• _Task statement_
Copy out, from the data below, each line in which the word "Generator" occurs.

• _Information given_
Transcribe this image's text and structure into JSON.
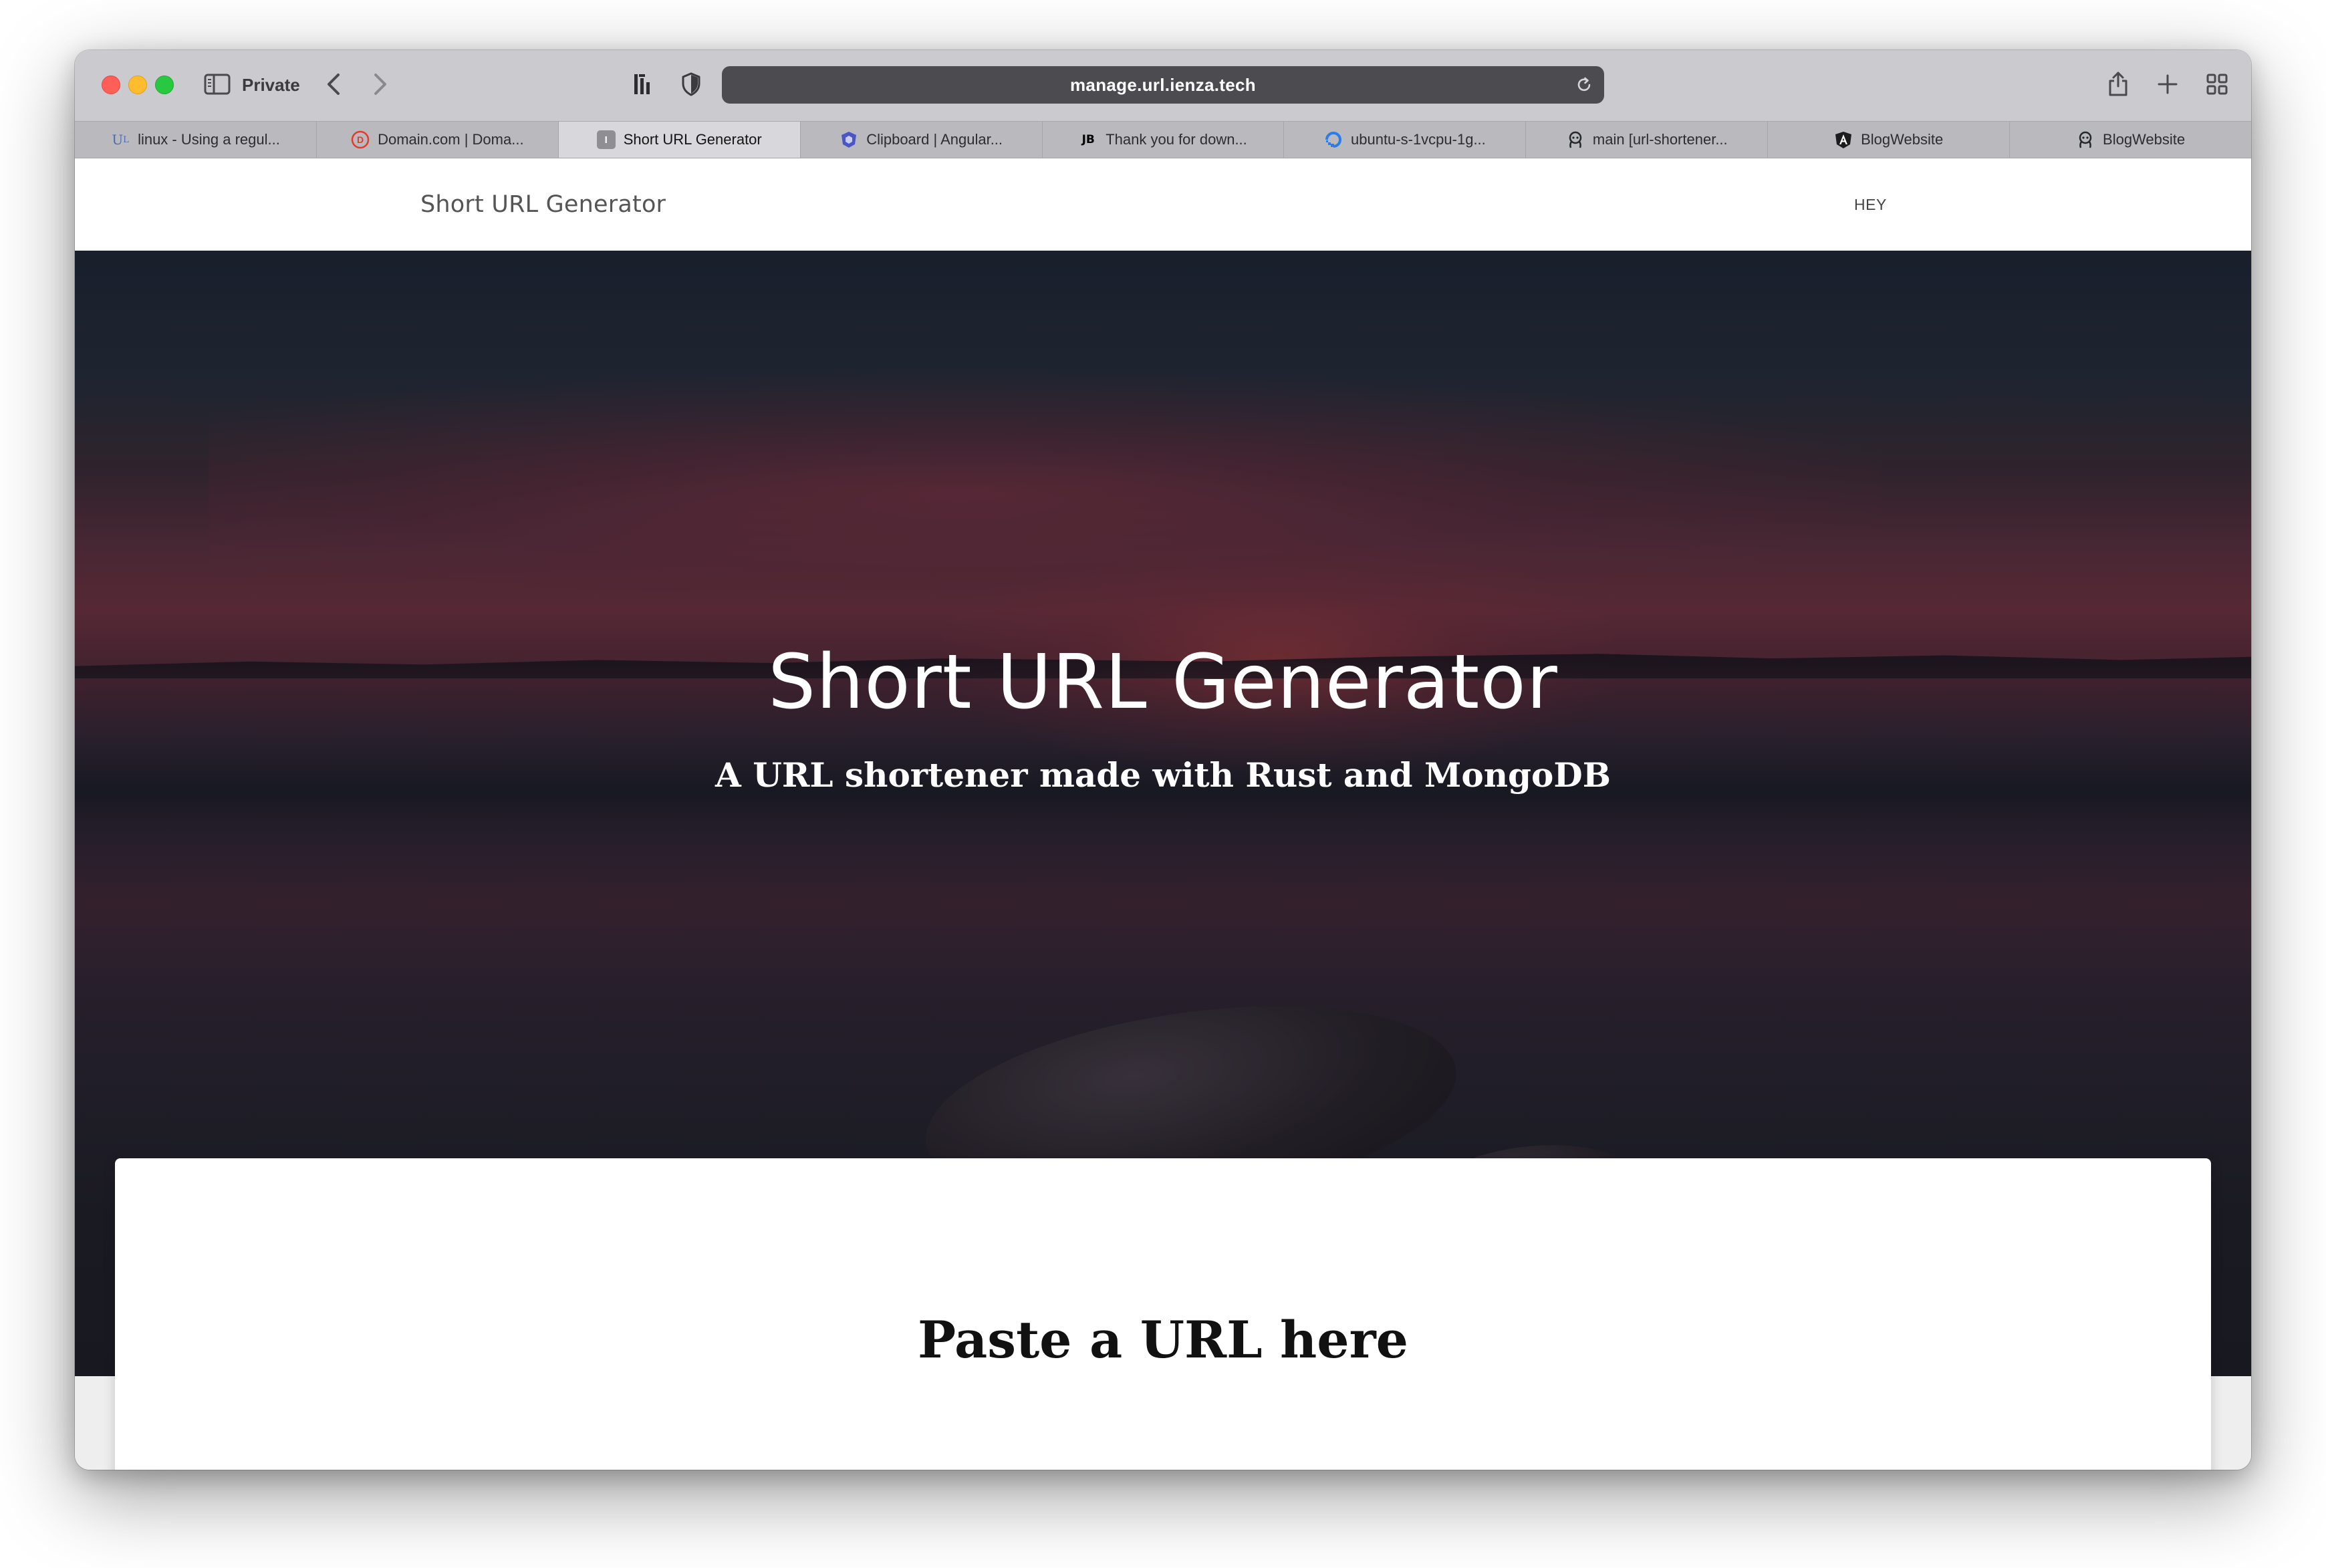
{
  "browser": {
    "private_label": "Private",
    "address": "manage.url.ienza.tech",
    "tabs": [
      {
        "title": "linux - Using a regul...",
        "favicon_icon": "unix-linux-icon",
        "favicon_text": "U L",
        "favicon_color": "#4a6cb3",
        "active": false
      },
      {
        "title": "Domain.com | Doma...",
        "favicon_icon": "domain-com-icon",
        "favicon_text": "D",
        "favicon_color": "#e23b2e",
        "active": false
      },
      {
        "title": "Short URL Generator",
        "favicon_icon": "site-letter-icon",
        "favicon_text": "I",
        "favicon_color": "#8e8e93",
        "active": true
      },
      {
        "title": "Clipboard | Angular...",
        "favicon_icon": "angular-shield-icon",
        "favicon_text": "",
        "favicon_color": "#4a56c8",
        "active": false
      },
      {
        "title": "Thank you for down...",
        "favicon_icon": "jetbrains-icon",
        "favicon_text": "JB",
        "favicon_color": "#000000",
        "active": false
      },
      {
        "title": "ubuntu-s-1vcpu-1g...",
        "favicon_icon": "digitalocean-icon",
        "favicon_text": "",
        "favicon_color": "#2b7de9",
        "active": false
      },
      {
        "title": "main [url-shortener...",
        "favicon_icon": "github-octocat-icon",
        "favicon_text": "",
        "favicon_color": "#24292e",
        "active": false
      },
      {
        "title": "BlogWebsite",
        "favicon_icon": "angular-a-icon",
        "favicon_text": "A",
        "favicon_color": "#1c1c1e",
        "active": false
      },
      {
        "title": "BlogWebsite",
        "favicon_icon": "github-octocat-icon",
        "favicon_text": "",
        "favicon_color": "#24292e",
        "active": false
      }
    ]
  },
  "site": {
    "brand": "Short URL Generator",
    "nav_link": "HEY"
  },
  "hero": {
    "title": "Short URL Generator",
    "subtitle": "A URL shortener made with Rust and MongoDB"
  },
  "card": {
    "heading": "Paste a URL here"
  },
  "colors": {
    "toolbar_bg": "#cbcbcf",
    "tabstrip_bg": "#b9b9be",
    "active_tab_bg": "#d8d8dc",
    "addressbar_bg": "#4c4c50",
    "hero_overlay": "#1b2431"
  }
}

• _Answer for the task_
        "title": "Short URL Generator",
    "brand": "Short URL Generator",
    "title": "Short URL Generator",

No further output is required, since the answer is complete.